(Dataset rows for apps and sites)
=-=-=
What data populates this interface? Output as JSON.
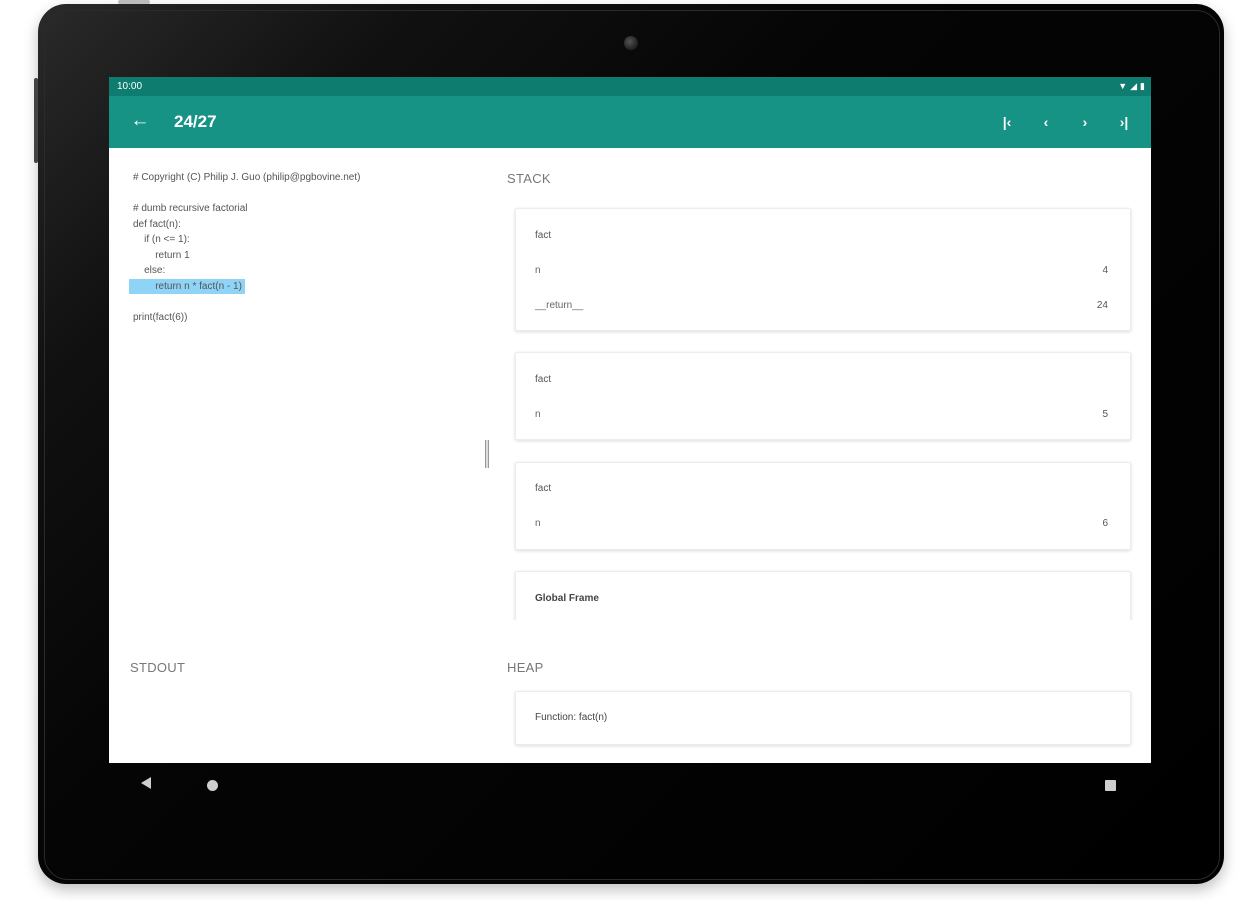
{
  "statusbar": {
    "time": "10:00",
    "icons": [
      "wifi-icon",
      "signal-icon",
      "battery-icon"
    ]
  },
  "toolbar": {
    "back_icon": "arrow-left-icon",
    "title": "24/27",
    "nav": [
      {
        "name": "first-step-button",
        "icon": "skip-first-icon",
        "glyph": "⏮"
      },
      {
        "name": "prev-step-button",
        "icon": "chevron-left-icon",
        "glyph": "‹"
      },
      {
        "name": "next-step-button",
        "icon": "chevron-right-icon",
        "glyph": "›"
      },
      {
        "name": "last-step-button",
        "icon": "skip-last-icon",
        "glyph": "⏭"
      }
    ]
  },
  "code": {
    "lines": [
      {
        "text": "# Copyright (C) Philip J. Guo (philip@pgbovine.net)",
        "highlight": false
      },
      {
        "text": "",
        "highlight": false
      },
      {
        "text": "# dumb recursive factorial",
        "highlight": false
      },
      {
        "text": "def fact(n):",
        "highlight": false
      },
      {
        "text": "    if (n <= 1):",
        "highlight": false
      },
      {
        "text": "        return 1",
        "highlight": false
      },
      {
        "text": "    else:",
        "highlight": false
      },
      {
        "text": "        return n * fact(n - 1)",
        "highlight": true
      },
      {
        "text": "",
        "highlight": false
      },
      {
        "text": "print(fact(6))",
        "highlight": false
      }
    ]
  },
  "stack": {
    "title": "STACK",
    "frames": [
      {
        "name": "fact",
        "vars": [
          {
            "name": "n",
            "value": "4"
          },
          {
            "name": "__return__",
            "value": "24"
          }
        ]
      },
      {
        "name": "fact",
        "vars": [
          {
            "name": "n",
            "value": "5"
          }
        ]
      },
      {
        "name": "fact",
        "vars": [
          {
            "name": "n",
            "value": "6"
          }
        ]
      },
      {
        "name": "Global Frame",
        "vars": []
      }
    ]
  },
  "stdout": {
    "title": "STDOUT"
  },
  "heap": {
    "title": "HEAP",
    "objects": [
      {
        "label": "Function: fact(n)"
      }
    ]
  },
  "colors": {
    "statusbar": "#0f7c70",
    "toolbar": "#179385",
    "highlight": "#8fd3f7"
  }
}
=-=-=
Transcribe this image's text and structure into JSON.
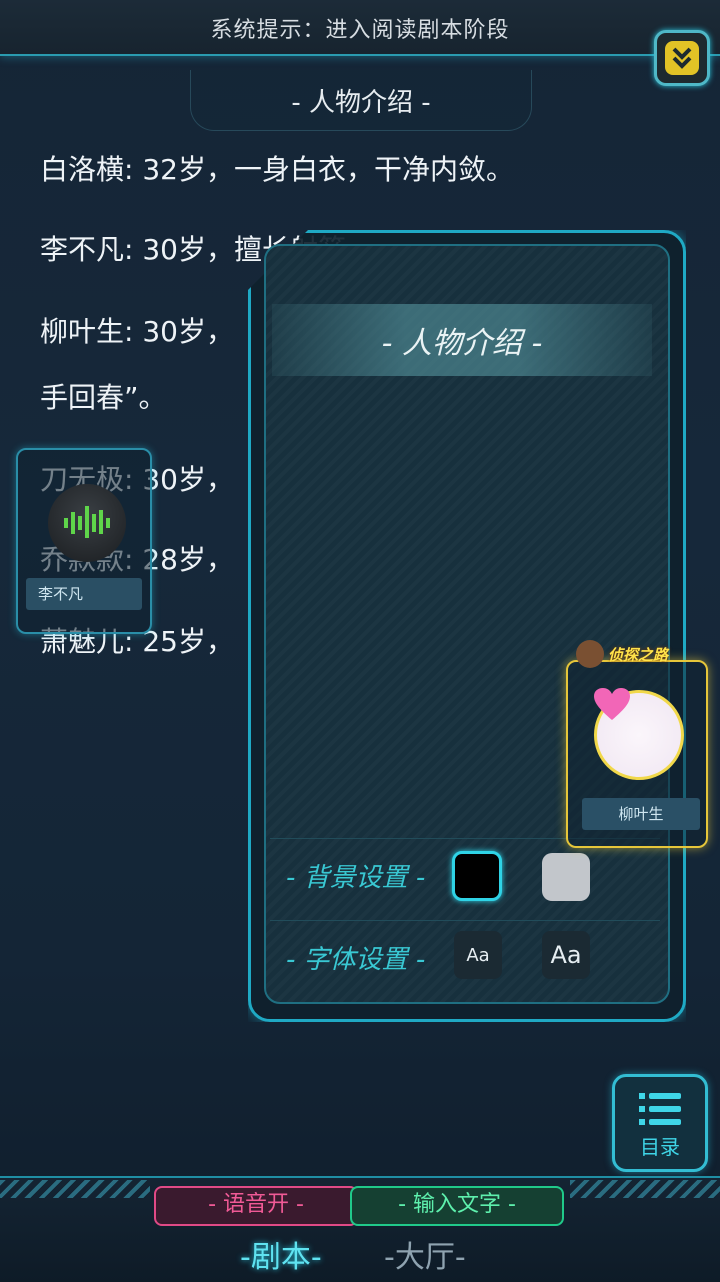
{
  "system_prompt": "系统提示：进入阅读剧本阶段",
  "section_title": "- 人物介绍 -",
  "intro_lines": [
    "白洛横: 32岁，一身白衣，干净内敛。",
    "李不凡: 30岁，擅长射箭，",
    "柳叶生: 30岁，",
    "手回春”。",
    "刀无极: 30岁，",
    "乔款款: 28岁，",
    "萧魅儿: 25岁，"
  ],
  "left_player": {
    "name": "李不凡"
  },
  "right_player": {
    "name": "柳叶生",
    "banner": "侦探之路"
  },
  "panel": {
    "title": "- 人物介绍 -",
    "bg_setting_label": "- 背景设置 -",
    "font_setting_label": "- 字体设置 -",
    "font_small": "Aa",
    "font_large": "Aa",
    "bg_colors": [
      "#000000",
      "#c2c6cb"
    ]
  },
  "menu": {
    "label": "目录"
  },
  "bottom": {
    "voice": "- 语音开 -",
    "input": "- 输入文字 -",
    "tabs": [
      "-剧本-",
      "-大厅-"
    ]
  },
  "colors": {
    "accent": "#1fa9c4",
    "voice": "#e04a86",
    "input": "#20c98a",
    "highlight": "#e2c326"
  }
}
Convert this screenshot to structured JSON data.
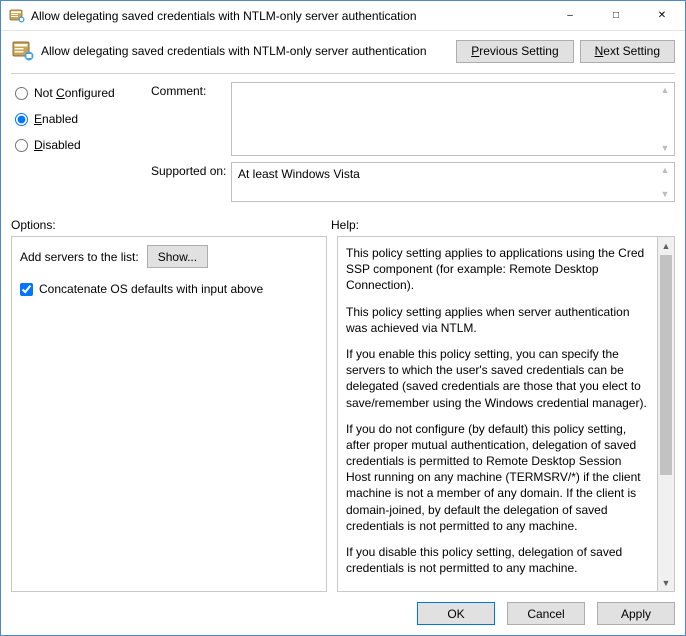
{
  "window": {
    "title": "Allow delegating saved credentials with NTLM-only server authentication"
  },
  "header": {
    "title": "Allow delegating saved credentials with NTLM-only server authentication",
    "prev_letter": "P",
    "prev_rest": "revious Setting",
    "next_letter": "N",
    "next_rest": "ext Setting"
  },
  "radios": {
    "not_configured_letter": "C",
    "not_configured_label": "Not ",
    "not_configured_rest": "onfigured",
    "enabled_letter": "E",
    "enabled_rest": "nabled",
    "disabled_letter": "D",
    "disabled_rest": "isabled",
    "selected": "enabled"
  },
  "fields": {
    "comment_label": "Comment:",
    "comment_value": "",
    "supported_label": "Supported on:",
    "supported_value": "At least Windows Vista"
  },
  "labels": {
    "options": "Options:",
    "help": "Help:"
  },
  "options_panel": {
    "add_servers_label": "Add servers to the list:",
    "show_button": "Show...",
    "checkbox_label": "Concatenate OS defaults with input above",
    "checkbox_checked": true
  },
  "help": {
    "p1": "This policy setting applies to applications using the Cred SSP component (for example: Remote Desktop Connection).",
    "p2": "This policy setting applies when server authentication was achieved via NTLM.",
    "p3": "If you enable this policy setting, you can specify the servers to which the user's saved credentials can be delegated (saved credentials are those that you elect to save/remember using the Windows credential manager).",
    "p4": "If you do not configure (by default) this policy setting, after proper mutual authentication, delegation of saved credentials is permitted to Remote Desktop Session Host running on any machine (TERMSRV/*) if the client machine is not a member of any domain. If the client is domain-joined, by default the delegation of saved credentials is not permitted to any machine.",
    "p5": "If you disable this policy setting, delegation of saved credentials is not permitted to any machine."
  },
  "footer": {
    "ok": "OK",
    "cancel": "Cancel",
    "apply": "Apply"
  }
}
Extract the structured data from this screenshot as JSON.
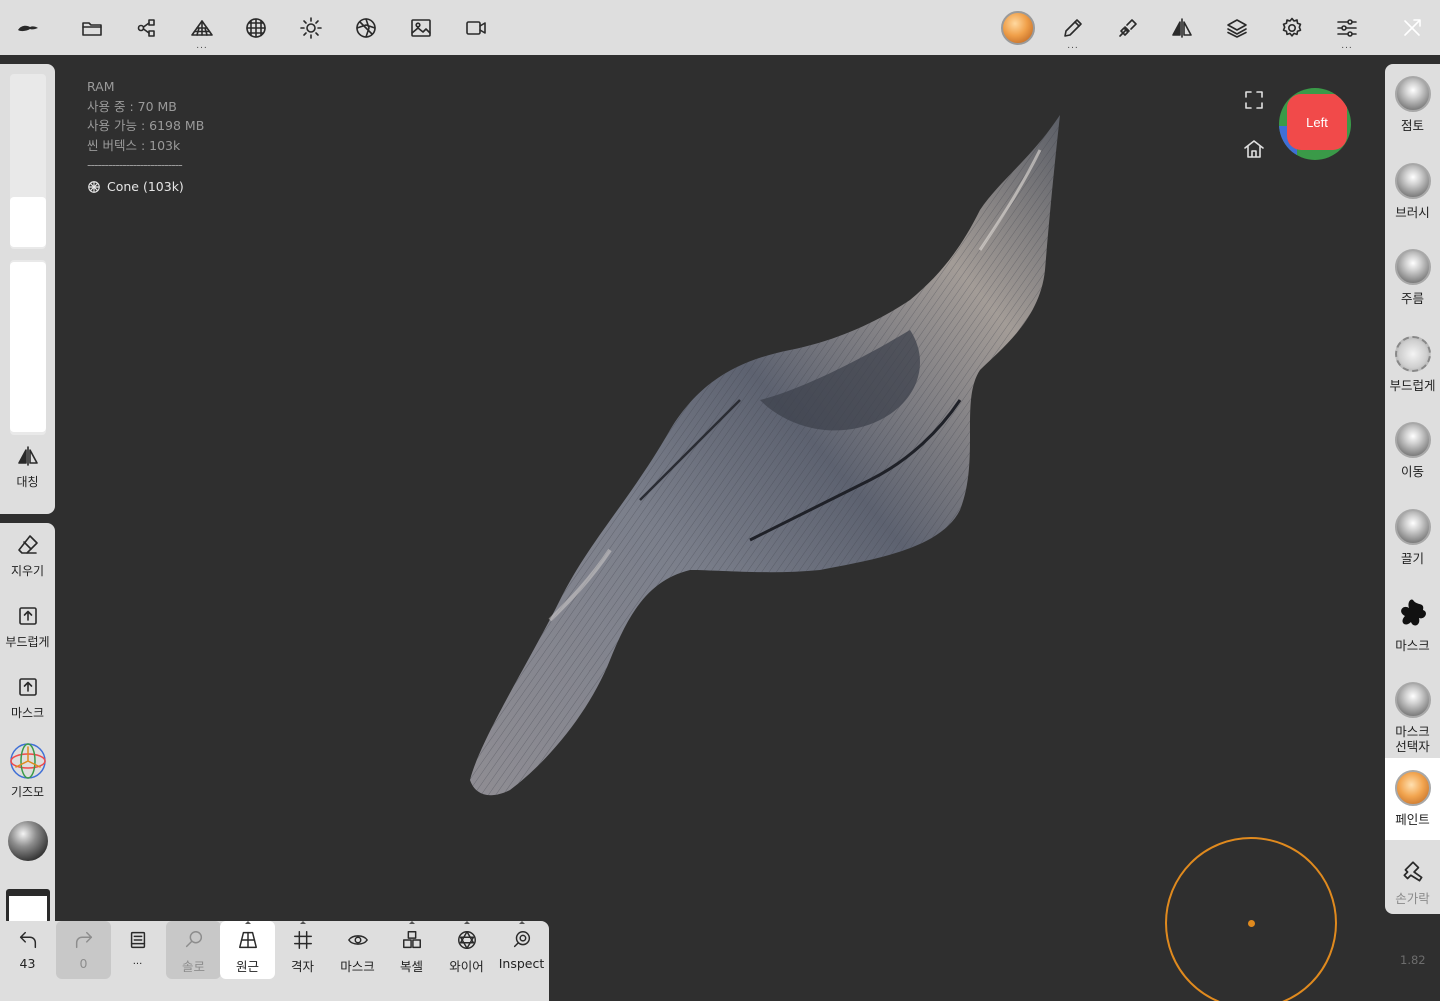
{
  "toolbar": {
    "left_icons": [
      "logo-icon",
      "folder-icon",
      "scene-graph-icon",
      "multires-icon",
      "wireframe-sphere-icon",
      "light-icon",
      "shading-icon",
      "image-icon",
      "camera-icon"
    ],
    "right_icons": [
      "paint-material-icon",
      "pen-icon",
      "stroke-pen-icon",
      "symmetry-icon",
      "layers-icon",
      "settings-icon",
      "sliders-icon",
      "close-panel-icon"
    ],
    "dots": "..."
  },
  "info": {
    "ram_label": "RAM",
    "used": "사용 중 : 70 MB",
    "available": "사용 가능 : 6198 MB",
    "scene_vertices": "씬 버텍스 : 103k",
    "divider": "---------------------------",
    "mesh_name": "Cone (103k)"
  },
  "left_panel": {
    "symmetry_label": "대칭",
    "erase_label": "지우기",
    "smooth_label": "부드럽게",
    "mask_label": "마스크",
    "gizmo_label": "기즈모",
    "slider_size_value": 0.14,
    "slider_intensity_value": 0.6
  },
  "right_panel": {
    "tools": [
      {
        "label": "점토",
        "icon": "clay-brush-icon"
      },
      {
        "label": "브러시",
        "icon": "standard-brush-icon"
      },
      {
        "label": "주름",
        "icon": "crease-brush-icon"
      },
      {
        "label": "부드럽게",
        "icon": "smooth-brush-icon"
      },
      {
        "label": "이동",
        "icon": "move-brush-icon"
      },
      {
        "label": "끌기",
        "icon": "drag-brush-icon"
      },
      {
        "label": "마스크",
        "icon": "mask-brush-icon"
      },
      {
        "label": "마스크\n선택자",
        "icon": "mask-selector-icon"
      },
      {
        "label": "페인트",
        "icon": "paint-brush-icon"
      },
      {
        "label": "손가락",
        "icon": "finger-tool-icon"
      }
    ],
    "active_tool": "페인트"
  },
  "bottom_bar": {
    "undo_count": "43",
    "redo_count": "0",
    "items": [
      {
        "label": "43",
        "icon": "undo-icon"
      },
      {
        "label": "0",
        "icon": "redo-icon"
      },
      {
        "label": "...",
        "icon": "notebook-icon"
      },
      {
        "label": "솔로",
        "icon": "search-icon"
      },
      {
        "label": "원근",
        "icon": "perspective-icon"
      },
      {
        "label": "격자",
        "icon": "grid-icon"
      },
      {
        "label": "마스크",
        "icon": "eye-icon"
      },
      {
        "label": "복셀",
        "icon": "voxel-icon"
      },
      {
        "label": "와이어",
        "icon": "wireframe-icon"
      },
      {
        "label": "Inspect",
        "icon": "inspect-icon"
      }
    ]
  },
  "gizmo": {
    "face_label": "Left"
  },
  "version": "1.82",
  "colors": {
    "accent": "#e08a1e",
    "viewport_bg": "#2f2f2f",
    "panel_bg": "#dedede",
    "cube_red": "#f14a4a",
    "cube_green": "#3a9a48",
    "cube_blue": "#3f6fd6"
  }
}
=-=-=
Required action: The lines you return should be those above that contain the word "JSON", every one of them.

Exercise result:
What data populates this interface? Output as JSON.
Transcribe this image's text and structure into JSON.
Convert this screenshot to structured JSON data.
Extract the structured data from this screenshot as JSON.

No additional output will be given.